Australia to join China-proposed Asian banktext_fields
Canberra: Australia has decided to sign a memorandum of understanding (MoU) on the Asian Infrastructure Investment Bank (AIIB), which will allow it to become a founding member of the bank, Prime Minister Tony Abbott said on Sunday.
In a joint statement with Foreign Minister Julie Bishop and Treasurer Joe Hockey, Abbott said the MoU would enable Australia "to participate as a prospective founding member in the negotiation of setting up the bank."
"The government has discussed the AIIB extensively with China and other key partners inside and outside the region," the statement said.
"Good progress has been made on the bank's design, governance and transparency over the past few months, but we still have issues that we will address through ongoing consultations."
March 31 is the deadline for countries willing to join the China-proposed AIIB as a founding member to flag their intention.

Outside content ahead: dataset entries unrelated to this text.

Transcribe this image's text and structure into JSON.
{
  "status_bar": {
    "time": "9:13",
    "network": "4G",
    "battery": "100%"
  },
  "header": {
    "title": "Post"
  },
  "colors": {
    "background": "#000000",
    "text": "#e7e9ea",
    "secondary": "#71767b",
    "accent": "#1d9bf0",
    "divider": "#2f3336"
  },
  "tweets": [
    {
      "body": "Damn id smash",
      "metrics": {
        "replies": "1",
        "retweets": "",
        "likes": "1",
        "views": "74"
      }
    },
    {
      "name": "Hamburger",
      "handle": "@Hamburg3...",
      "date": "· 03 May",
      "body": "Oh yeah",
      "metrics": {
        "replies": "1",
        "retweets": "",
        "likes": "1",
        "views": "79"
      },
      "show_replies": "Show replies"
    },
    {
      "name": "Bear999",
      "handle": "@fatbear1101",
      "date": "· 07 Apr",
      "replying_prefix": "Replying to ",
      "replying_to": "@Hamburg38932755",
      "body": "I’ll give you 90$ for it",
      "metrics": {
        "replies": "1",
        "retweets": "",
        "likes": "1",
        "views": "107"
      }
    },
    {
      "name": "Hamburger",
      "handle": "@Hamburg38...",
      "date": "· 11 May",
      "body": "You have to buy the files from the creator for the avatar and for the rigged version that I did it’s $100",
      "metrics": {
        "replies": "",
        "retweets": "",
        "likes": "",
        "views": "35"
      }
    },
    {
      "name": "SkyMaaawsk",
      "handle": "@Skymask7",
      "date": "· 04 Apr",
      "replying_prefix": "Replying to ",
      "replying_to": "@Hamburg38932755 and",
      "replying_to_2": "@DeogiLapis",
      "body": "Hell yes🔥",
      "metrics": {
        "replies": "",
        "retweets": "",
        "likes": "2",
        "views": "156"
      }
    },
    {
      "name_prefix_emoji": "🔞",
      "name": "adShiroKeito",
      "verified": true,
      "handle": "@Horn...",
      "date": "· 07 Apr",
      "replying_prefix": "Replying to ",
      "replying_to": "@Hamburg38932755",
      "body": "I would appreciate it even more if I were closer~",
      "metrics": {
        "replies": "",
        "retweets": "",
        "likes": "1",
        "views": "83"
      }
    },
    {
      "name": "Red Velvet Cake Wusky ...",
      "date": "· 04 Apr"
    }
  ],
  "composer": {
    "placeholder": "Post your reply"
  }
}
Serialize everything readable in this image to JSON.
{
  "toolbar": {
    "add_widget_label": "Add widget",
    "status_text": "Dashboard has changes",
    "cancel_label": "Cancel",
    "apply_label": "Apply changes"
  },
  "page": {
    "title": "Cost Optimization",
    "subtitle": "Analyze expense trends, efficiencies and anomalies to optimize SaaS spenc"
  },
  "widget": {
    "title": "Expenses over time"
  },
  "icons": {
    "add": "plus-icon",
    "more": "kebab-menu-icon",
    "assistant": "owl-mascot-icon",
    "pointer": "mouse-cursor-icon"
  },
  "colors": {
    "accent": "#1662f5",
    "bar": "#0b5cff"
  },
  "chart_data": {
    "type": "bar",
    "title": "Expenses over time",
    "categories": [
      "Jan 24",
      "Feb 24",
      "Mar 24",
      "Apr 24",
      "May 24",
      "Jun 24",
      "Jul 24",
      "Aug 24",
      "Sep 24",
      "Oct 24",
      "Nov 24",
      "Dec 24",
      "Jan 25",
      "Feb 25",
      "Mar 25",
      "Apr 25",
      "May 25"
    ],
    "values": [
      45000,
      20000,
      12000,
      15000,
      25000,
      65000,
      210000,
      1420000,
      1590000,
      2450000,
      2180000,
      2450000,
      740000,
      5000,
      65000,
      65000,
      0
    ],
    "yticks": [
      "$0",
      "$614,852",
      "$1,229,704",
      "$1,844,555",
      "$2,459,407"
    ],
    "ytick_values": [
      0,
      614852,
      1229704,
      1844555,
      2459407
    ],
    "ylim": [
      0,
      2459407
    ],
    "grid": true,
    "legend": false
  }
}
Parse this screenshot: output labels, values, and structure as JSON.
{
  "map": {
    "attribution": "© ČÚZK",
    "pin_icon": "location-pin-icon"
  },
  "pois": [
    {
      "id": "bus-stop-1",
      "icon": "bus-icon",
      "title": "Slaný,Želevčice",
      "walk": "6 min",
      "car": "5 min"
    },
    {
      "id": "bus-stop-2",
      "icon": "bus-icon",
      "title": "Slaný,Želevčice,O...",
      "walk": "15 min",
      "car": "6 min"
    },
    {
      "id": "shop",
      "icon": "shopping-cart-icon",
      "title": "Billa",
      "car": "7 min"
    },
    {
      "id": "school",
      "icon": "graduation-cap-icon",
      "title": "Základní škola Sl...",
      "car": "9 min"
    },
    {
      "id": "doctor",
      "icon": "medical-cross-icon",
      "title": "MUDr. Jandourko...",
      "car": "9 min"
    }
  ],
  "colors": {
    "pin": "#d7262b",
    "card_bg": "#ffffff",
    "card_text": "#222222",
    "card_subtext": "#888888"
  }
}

Australia's announcement was well anticipated as senior government officials have been talking about the possibility of Australia joining the bank ever since Britain made clear its intention to join on March 12.
"Recognising the pressing need for infrastructure investment in the Asia-Pacific, Australia made infrastructure a priority during our G20 presidency in 2014," the statement said.
"Working with other key multilateral institutions such as the World Bank and the Asian Development Bank, the AIIB has the potential to play a valuable role in addressing infrastructure needs and boosting economic growth in the region with potential benefits for Australia."
The statement also said key matters to be resolved before Australia considered joining the AIIB include the bank's board of directors having authority over key investment decisions, and that no one country can control the bank.
The Asian Development Bank estimated that there is an $8-trillion deficit in Asia's infrastructure fields, including transport, energy and telecommunication.
It was reported that Australia could invest up to A$3 billion ($2.3 billion) in the bank, which could lead to a wave of infrastructure development across the Asia-Pacific region.
Peter Drysdale, head of Australian National University's East Asian Bureau of Economic Research, said Australia and other economies throughout the region "will benefit greatly from investment through the AIIB, directed, as it is intended, towards productive investment in infrastructure that is essential to sustaining regional growth".